It opens with a well orchestrated blend of pepper (pink and black) that results quite interesting expecially if compared to other more popular deliveries in the same vein. It speaks clealry and says: "this is how we do it". Nutmeg makes it appearance right away providing even more complexity to the countless nouances of the opening. So far, so good...
Suddendly, a bold geranium note joined by a massive woody vetiver base break in and, together with the usual smoky cedarwood-frankincense signature, lead the fragrance towards a more conventional territory. In this phase (which is the main part of the fragrance), Honour Man is still incredibly pleasant but it fails in originality and overall quality. Think about Kenzoair (pepper-vetiver), Encre Noir (Iso E Super and vetiver), CDG2Man (smoky and fresh incense), Sel De Vetiver (vetiver and geranium) and Sycomore (incense and vetiver) and you'll get an idea.
Downline: Honour Man smells pretty darn good but for the same price of 50ml you can get 200ml of Sycomore. How it sounds?
Recent reformulations and some of the newest releases made me think they're trying to "standardize" their fragrances at Amouage.
I don't get this one..it just smells like nothing I've ever smelled before, but not in a good way. It's very heavy (notewise) and you think it would project and stand out, but it doesn't.
It just feels like there's something missing...like a note that stands out above all else I guess and brings this fragrance to life. I just don't get a "finished" scent with this.
Luckyscent lists the note breakdown as:
Pink pepper, black pepper, geranium, elemi, nutmeg, patchouli, frankincense, cedarwood, vetiver, tonka bean, musk
I get pepper and nutmeg, and very little incense, and extremely light musk in the base.

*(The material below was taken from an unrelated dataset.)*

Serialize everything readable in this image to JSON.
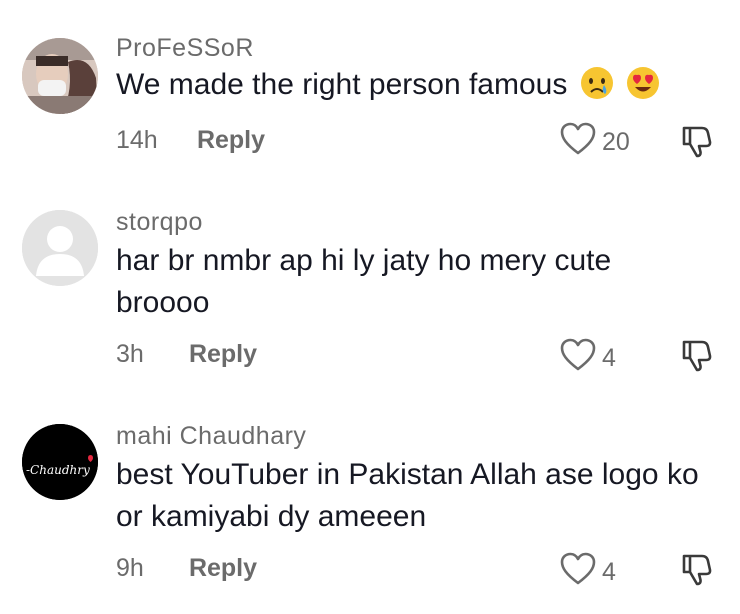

No cedar, tonka bean, or anything even close to patchouli.
No thumbs down because it's easy to wear, however no thumbs up because it's expensive as heck and I really don't enjoy it all that much.